Bulls and bears don’t agree on much with JCP, but they probably would agree that the trajectory of the company’s top line is the base-line of success or failure. Even bears focused on (a compelling) liquidity case need to agree that liquidity is not an issue if top line shows up to the party.
That said, we find it surprising that in most discussions we have on JCP (both bulls and bears) the comp assumptions people use are often seemingly pulled out of thin air.
We concur that no one has a crystal ball on comp trends, including us. But the reality with JCP is that we have enough pieces of the puzzle to come up with an algorithm for how aggregate sales per square foot should change simply as higher-productivity shops are layered in over the legacy layout.
When we go through the math, our model suggests the following results:
There are some important modeling variables:
1) JCP end this year with 9 shops, adds 30 next year, and then evenly weights the remainder through the end of 2015.
2) JCP touches 75,000 square feet, or about 69% of JCP’s total.
3) Out of the 100 shops, there are a) 3 ‘Stores’ which measure 2,000 feet, b) 85 ‘Shops’ at 750 feet, c) 12 ‘Boutiques’ at 300 feet, and d) a town square at 2,000 feet.
4) Shop additions are timed by month such that JCP maximizes its floor space during peak times of year. For example, during September and October 3-5% of the stores will be under construction, but only 1-2% will be renovated during holiday periods.
5) As it relates to productivity, we assume that…
- For the full quarter stores under construction, that productivity get cut by 75%. While the space is being worked on, there is actually zero productivity, but on the flip side it is not usually closed down for a full quarter.
- Square footage that is altered gets a 15% comp lift. Remember that out of the eight shops opened thus far, there’s been just over a 30% lift. But this is far from uniform. One space went from $69/ft to $207/ft. Another went from $93 to $160/ft. But you don’t need to be a genius to figure out that to have this kind of productivity change and average out at only 32% in aggregate, there had to be a couple of stinkers bringing down the average. Fortunately, those are the JCP branded shops and Arizona – two incumbents at JCP where the company mis-executed on fashion. From our perspective, we’re not too concerned here. We’re more excited to see the impact of shops from brands that will do the merchandising along with JCP – brands such as Nike, Giggle, Carter’s, Joe Fresh, Martha Stewart, Tourneau, and Bodum.

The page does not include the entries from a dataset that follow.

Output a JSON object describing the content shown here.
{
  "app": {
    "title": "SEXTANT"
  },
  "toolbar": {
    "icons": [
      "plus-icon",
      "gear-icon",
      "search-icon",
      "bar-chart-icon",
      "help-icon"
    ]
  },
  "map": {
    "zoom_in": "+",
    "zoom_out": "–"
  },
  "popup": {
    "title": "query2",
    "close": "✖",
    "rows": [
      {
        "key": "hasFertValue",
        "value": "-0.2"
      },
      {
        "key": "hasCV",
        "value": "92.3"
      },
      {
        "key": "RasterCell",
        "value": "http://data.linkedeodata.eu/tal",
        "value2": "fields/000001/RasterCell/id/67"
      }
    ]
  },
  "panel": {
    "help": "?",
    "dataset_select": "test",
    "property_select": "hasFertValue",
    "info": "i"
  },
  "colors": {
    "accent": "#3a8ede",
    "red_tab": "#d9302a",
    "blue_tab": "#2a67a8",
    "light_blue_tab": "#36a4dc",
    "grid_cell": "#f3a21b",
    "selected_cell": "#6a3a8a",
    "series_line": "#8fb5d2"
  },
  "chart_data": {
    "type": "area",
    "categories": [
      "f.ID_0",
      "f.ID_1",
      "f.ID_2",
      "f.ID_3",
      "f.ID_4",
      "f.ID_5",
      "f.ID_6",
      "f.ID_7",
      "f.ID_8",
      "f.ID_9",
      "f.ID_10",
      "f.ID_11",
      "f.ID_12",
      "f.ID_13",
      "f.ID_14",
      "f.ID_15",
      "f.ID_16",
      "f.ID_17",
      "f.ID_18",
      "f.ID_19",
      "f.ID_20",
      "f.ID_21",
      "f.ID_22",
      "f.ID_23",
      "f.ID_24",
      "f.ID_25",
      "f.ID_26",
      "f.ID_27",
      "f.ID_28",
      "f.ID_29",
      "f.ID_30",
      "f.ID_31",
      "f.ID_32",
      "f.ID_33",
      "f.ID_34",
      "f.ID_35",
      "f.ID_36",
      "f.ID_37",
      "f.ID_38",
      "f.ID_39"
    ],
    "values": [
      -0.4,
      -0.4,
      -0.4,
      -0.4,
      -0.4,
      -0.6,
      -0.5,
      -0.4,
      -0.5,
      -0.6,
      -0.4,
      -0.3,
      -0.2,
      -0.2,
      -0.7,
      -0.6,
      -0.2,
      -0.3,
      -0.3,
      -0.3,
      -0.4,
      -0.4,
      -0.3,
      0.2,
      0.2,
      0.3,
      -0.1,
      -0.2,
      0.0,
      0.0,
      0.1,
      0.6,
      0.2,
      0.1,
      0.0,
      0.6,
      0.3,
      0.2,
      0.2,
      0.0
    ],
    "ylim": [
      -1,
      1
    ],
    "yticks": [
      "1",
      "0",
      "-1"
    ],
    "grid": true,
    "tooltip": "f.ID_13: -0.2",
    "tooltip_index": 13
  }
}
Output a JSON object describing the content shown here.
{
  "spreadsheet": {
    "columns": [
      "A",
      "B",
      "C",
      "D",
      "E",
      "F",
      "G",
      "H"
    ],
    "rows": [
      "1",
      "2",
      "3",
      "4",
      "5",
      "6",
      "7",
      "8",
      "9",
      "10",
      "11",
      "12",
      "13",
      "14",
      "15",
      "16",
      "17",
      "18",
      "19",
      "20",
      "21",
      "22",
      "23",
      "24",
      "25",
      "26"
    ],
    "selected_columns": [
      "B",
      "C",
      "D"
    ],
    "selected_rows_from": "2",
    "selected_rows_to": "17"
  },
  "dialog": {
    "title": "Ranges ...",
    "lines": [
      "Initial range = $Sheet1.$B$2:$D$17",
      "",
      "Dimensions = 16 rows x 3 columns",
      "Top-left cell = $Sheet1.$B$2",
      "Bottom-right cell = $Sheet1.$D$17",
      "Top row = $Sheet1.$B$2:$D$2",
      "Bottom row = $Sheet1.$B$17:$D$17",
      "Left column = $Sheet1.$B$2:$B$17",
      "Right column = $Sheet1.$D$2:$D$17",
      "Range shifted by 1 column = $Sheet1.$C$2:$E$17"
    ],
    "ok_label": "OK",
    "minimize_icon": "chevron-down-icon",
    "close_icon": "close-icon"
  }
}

We don’t think it’s too great of a stretch by any means for us to model a 15% lift with concentrated efforts by brands like this coming on.
- Unaltered square footage comps at zero, BUT…
- We add a ‘dysfunctional pricing’ quotient, which allows us to adjust the comp down for a good part of the next year while the company figures out its pricing strategy. Note that our model assumes that the negative impact that we’ve seen – and should continue to see in 2013 – ultimately goes away, but never reverses course and helps the model on the positive side.
6) We know that this might seem like a completely ridiculous exercise today given that the topic du-jour is how the company can prevent using its credit line, defaulting on debt and continue store roll outs while it is comping down 35%. Bears will immediately come back and say that if sales trends persist, then store rollouts need to slow, or halt -- which is a game changer. But if the company can pull through, fund its expansion, and execute on its shop-in-shop strategy as outlined in this model, the math tells us that we could be looking at positive comps in mid-2013, mid-single digit comps throughout 2014, and low-double digit numbers by the end of the rollout.
Again, we appreciate the heated debate on this name, and concur that that there’s a lot that could go wrong (remembering that we were bearish with the stock in the $30s). But regardless as to where you stand on this one, let’s continue to flush out the facts, and keep the debate alive.
Call with any questions.
Here’s the math behind our ‘shop-in-shop’ accretion analysis.